◆ PROBLEM TO WORK ON ◆
From the entries provided below, copy each line that contains the word "this".

◆ DATA LISTING ◆
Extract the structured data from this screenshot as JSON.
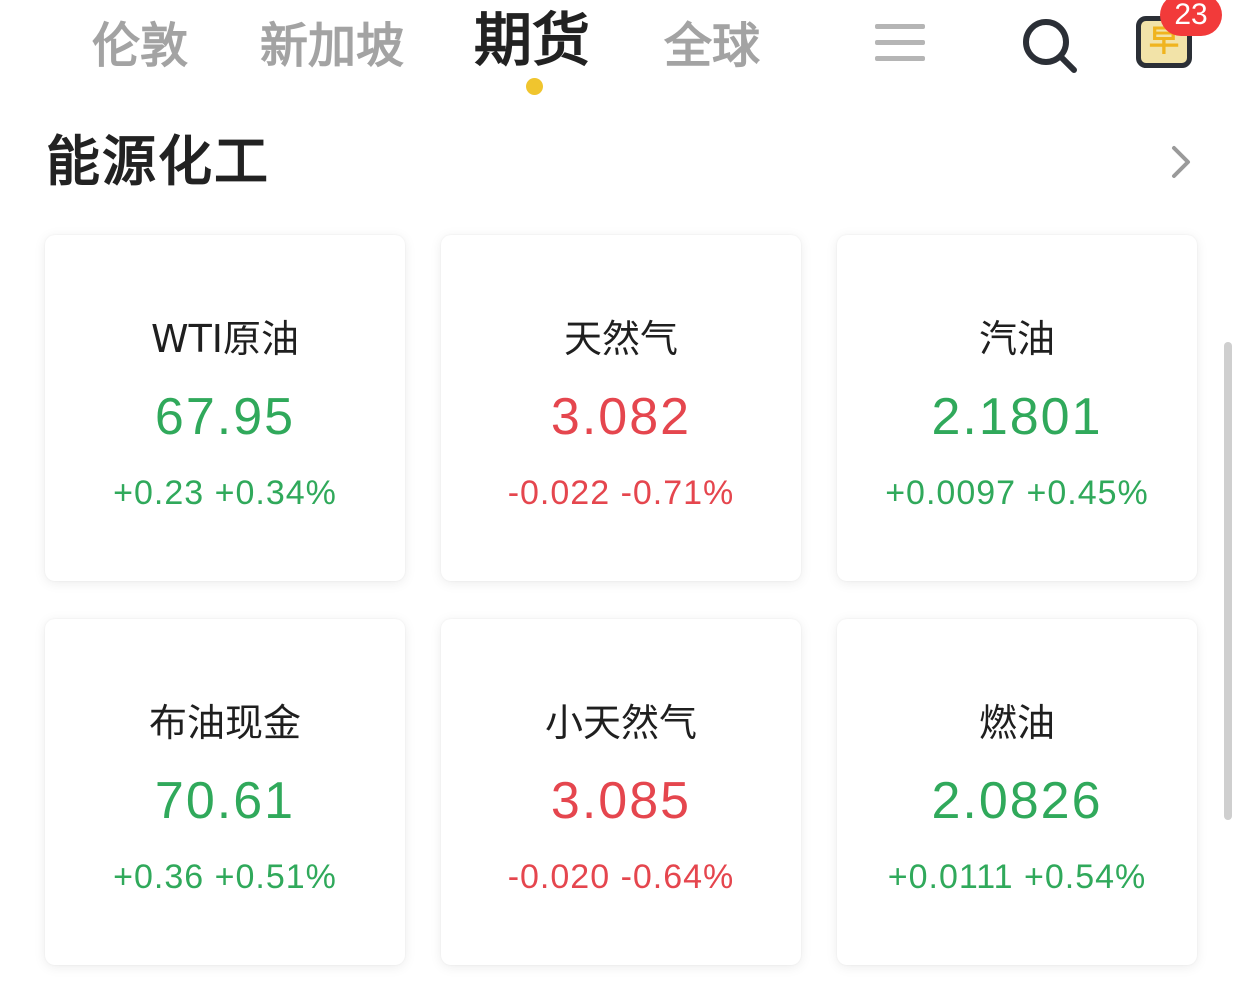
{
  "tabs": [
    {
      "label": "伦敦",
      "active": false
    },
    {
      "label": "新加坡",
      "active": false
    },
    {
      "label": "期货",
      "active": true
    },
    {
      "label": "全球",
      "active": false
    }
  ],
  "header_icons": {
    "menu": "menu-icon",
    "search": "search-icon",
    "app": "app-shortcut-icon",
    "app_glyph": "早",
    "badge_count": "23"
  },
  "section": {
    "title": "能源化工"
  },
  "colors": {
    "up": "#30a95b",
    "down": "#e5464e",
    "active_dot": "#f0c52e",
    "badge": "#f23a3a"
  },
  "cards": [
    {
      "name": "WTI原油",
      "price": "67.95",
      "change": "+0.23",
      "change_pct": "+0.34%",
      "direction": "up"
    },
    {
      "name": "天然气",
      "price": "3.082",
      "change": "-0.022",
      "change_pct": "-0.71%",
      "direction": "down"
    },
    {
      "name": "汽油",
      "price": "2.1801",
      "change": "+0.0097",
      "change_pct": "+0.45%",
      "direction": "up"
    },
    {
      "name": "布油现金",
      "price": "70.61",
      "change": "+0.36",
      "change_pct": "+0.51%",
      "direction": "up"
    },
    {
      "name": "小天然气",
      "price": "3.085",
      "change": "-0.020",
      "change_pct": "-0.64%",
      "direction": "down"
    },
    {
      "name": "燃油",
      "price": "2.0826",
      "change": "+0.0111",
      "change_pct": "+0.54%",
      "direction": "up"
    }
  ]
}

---

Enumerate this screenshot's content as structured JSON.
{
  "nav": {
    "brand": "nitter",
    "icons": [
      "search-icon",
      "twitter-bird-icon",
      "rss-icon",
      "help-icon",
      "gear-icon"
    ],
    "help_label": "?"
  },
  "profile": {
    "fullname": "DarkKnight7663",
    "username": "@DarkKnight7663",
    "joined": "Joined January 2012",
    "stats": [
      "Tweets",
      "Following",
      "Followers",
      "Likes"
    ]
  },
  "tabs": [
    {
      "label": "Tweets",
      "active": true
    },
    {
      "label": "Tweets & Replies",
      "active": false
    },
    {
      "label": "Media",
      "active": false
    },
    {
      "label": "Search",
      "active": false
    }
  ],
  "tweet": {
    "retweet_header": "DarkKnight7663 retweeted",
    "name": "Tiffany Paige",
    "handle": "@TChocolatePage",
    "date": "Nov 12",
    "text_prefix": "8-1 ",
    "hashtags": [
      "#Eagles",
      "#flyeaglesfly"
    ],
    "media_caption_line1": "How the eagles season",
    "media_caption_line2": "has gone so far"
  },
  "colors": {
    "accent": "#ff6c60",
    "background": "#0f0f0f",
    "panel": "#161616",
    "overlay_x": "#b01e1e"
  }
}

◆ RESPONSE TO THE TASK ◆
Extract the structured data from this screenshot as JSON.
Enumerate this screenshot's content as structured JSON.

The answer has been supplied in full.